he Italian stylist Valentino posing among his models nearby Trevi Fountain. Rome, July 1967 | Photo Credit: [ The Art Archive / Mondadori Portfolio / Marisa Rastellini ]

The exhibition examines Italy’s dramatic transition from post-war ruins to the luxury paraded in the landmark ‘Sala Bianca’ catwalk shows held in Florence in the 1950s, which propelled Italian fashion onto the world stage. During the 1950s and ’60s the many Hollywood films that were shot on location in Italy had an enormous impact on fashion as stars like Audrey Hepburn and Elizabeth Taylor became style ambassadors for Italian fashion, fueling a keen international appetite for luxurious clothing made in Italy. On display are around 100 ensembles and accessories by leading Italian fashion houses including Simonetta, Pucci, Sorelle Fontana, Valentino, Gucci, Missoni, Giorgio Armani, Dolce & Gabbana, Marni, Fendi, Prada and Versace, through to the next generation of fashion talent. 

Evening dress of silk, Roberto Capucci, 1987-1988, Courtesy Roberto Capucci Foundation, Photo © Victoria and Albert Museum, London

Evening dress of silk, Roberto Capucci, 1987-1988, Courtesy Roberto Capucci Foundation, Photo © Victoria and Albert Museum, London

Return to Luxury

In 1945, Italy’s post-war government aimed to reinvigorate a country weakened in spirit and in physical and financial ruin.

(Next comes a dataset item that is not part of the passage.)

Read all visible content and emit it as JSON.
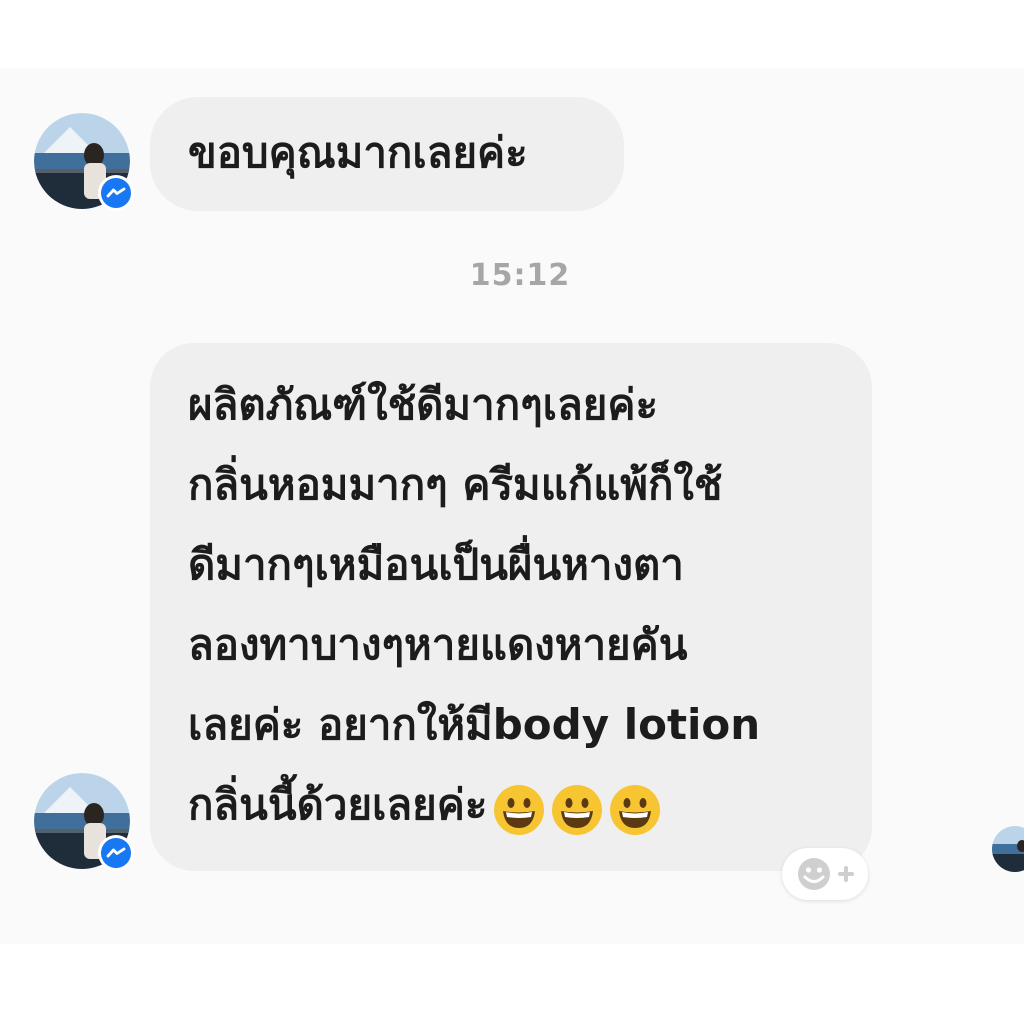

With American aid provided through the Marshall Plan, the swift retooling of Italian factories alongside efforts by the country’s many entrepreneurs helped fashion become a cornerstone of Italy’s post-war recovery.

Evening dress of embroidered net and matelasse coat (detail), Mila Schön, 1966, Courtesy Maison Mila Schön, Photo © Victoria and Albert Museum, London

Evening dress of embroidered net and matelasse coat (detail), Mila Schon, 1966, Courtesy Maison Mila Schön, Photo © Victoria and Albert Museum, London

In 1951, Giovanni Battista Giorgini launched Italy’s first internationally recognized fashion shows. The following year, he secured the use of the Sala Bianca or ‘White Hall’, an opulent, chandelier-lit gallery in Florence’s Pitti Palace. As clothing designers and textile manufacturers gradually resumed trading, their stylish designs responded to a hunger for glamour after years of wartime deprivation. Italian high fashion and fine tailoring became popular exports. Continue reading